by Dr Alex S.L. Tse, Research Associate, Cambridge Centre for Finance and Cambridge Endowment for Research in Finance

Top view of office desk with data chart on the pad ,3d rendering.

Alex S.L. Tse
Dr Alex S.L. Tse

The theoretical modelling of individuals’ consumption and investment behaviours is an important micro-foundation of asset pricing. Despite being a classical problem in the literature of portfolio selection, analytical progress is very limited when we extend the model to a more realistic economy featuring transaction costs. The key obstacle thwarting our understanding in the frictional setup originates from the highly non-linear differential equation associated with the problem.

Using a judicious transformation scheme, Cambridge Centre for Finance (CCFin) research associate Alex Tse and his collaborators David Hobson and Yeqi Zhu show that the underlying equation can be greatly simplified to a first order system. Investigation of the optimal strategies can then be facilitated by a graphical representation involving a simple quadratic function encoding the underlying economic parameters.

The approach offers a powerful tool to unlock a rich set of economic properties behind the problem. Under what economic conditions can we expect a well-defined trading strategy? How does the change in the market parameters affect the purchase and sale decisions of an individual? What are the quantitative impacts of transaction costs on the critical portfolio weights? While some features are known in the literature, there are also a number of surprising phenomena that have not been formally studied to date. For example, the transaction cost for purchase can be irrelevant to the upper boundary of the target portfolio weight in certain economic configurations.

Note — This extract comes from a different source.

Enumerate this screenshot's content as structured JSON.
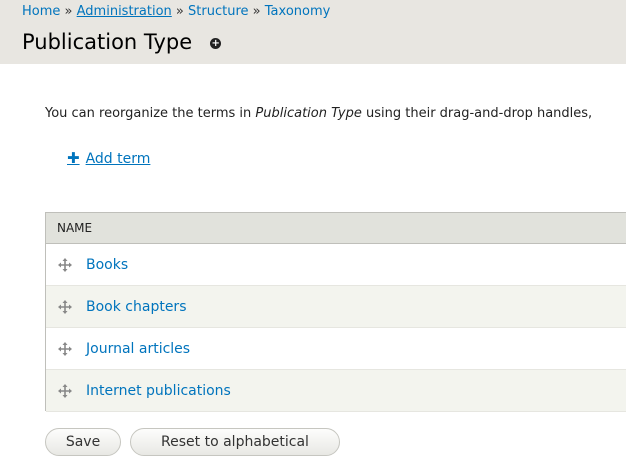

In a follow-up project, the methodology is further extended to a market consisting of a liquid asset and an illiquid asset where transaction costs are payable on the latter. The research findings could serve as the useful building blocks towards a more general theory of investment and asset pricing.